NEW YORK, May 23, 2011More than eight of 10 leaders in health and health care policy (82%) believe states should be allowed to implement key provisions of the Affordable Care Act early with full federal support, ahead of the timeline outlined in the law. Such key provisions include expanding Medicaid eligibility to cover more low-income families and creating insurance exchanges with premium subsidies. Findings are from the latest Commonwealth Fund/Modern Healthcare Health Care Opinion Leaders Survey, which asked respondents about the relative authority states and the federal government should have implementing health care reform.
There are wide differences of opinion in Congress and among industry experts about the degree to which the federal government or individual states should have authority over health reform. When asked about the overall statefederal balance in the Affordable Care Act, 41 percent of opinion leaders said the federal government should have more authority and 29 percent say that the law has struck an appropriate balance between states' and the federal government's roles. Only 25 percent of respondents thought the states should have more authority.
On many health care reform provisions, opinion leaders were somewhat more likely to think the federal government should have a stronger role. For instance, under the law, new federal rules will prohibit insurers from restricting coverage or basing premiums on health status or gender. Half of health care opinion leaders support granting the federal government more power to set such health insurance market rules; 23 percent feel the law got the balance between the federal government and states about right. In addition, half of respondents favor a stronger role for the federal government in developing and spreading innovative provider payment methods, including new models like accountable care organizations and patient-centered medical homes.
A wide majority of opinion leaders expressed concerns about the barriers states face in successfully implementing the law. Nearly nine of 10 (89%) are concerned or very concerned about the current fiscal situation and budgetary pressures in many states. In addition, more than 70 percent are concerned about state political resistance and legal challenges (78%) and technical knowledge and capacity of state agencies (71%).
"The strong support voiced by health care leaders for federal support of early state implementation of the Affordable Care Act indicates a vote of confidence in the benefits of the new law," said Commonwealth Fund president Karen Davis. "Leaders have also expressed concerns about barriers to implementation, such as capacity of state agencies and budget pressures, which policymakers must address to facilitate effective implementation of the law."
Other findings from the survey include:

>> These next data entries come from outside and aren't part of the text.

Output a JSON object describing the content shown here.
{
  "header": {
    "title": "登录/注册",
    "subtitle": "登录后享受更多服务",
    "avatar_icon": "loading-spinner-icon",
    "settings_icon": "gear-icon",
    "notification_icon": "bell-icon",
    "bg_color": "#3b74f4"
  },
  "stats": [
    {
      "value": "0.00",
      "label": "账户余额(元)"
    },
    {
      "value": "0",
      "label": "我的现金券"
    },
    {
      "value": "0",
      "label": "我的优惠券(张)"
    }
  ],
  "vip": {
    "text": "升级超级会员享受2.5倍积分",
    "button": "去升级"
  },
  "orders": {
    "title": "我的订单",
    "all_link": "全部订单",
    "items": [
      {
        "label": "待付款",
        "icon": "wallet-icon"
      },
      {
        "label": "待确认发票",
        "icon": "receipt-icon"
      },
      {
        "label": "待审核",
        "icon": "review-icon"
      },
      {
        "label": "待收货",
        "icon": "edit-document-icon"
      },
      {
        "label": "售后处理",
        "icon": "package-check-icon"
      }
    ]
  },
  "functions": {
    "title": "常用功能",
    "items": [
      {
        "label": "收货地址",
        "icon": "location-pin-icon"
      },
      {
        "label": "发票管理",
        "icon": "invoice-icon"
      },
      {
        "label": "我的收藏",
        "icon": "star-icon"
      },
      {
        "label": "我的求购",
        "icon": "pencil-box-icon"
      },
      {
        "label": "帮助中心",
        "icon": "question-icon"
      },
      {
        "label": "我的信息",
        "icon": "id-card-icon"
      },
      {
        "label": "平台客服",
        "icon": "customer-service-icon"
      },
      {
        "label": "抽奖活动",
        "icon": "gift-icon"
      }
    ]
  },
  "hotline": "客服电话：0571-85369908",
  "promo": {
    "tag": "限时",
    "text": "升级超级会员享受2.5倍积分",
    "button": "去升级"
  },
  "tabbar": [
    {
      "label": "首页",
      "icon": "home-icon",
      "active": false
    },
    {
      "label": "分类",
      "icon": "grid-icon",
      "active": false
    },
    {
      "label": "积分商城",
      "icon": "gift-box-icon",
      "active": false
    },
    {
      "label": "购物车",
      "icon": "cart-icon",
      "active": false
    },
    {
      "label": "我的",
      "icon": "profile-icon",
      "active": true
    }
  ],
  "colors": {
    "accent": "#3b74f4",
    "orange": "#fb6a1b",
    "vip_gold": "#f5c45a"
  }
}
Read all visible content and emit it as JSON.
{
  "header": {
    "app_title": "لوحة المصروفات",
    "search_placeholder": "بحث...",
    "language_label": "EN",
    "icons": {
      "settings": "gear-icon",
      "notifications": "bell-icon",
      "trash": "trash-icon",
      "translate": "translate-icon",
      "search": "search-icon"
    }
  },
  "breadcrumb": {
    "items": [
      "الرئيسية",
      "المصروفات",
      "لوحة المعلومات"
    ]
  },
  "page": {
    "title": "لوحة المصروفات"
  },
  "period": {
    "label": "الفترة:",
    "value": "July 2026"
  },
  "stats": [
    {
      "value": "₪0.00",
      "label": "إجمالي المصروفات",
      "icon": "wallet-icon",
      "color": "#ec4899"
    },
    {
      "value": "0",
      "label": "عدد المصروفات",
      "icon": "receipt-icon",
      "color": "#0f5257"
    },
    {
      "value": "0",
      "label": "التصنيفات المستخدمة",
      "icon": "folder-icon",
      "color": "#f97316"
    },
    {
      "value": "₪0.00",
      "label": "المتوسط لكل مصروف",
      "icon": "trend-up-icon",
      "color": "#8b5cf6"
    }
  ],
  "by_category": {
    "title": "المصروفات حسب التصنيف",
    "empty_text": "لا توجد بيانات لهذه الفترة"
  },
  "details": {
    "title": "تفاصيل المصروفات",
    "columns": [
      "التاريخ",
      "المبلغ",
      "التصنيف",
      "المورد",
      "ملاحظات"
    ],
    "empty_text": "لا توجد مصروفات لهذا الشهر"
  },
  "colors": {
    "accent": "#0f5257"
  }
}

The survey is the 25th in a series from The Commonwealth Fund, and the 17th conducted in partnership with the publication Modern Healthcare. Commentaries by Jim Douglas, the former governor of Vermont, and Michael McRaith, director of the Illinois Department of Insurance, appear in the May 23 issue of Modern Healthcare. The commentaries are also posted on The Commonwealth Fund's Web site, along with a Commission data brief discussing the survey findings.
|Contact: Mary Mahon|